But as it stands today, returning from Swift main is returning from C main, and returning from C main is equivalent to calling exit.

The mistake (IMHO) wasn’t “having top level code”, it was “things declared in top level code are visible in other files, and stored variables are still lazily-initialized, preventing the compiler from enforcing ordering like it usually does”. I don’t think this aggressive view is universally shared, even among people who want to improve the current situation.

The original motivation was to make it easier to go from a single-file script to a multi-file module, but even then you’re mostly factoring things out of the main script.


Sorry, I should have been clearer. I was meaning the part on variables in top-level code being a Global/Local hybrid thing specifically, not top-level code entirely.

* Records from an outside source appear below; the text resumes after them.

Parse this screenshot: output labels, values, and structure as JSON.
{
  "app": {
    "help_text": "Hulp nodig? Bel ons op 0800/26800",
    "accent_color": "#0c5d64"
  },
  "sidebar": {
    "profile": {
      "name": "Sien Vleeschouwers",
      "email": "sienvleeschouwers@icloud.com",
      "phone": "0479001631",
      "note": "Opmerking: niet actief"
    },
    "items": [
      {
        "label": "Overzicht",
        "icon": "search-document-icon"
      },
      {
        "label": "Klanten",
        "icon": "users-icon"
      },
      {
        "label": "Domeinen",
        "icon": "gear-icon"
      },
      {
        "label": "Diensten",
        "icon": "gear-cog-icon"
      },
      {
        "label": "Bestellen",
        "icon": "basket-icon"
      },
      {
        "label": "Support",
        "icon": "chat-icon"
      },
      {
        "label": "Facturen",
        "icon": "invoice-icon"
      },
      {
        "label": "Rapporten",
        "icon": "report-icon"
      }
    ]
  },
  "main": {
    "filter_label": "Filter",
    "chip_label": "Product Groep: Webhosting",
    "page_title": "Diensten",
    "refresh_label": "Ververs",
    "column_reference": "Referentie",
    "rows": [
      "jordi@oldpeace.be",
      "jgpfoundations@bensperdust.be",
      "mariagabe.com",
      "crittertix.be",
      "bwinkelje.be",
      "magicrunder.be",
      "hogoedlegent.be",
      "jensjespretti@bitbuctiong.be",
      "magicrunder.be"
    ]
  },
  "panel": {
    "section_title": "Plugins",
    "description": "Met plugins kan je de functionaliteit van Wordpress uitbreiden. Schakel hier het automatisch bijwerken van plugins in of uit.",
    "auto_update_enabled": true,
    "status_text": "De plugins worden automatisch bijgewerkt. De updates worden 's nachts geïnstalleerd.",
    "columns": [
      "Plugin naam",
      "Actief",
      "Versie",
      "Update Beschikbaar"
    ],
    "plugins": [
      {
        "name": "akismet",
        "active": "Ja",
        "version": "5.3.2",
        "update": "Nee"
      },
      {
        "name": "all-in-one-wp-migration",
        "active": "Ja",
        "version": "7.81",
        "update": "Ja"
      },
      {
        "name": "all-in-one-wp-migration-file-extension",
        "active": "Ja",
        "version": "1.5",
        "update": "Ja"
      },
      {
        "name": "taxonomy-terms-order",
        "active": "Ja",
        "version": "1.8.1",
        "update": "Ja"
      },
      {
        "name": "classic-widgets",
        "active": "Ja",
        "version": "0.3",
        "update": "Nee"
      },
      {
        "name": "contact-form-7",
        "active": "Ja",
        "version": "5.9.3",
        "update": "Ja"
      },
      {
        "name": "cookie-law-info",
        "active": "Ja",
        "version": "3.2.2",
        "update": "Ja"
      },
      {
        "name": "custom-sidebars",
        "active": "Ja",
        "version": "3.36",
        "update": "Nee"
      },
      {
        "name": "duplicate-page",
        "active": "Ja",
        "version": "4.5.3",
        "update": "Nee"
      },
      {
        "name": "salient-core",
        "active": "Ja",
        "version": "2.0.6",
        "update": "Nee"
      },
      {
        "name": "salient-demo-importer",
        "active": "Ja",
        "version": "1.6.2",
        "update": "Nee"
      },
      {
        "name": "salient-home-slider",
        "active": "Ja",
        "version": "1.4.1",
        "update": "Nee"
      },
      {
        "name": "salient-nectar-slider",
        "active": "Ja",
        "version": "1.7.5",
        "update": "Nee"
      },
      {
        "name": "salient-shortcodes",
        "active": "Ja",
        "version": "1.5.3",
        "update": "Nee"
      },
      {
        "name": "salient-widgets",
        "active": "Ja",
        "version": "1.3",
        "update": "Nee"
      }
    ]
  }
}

This isn’t the whole story on Windows. The VCRuntime source is bundled with Visual Studio; you can see the full implementation of __scrt_common_main_seh() in exe_common.inl. In certain circumstances, the entry point calls _cexit() instead of exit().

Regardless of what returning from C main does today, Swift is free to define (perhaps based on language version) what it means to return from @main, which sidesteps the question of what process-terminating function is the best to call.


I agree that Swift can define what it means to return from the @main annotated entry point. However, it does not side-step the question of what process terminating function to invoke. The only way to side-step that question is to return from main which Swift does participate in. The Swift runtime uses C++, and thus C. More importantly, for the interop with the language, we need to integrate into the execution path for the language. As a result, we do need to handle the return from main properly at some level, even if it is not spelt the same in Swift.


The special behavior in vcruntime’s entry point(s) exists to handle executables that mix C/C++ with .NET. Swift programs with C++ interop seem to me to fall into the same category. Swift has to cooperate with all the standard C++ startup and termination semantics, but if your entry point is written in Swift, the runtime doesn’t necessarily need to call exit() as long as it faithfully invokes all the C++ termination logic that exit() does.

Which then has the problem of having to cross-reference the various versions of the standard library that you are running against (remember the internals are not guaranteed stable) and ensuring that you have each version's paths mirrored faithfully. Conforming to the proper semantics instead lets you delegate the responsibility to the system (and vendor) which makes it more robust and easier to deploy across multiple versions.

1 Like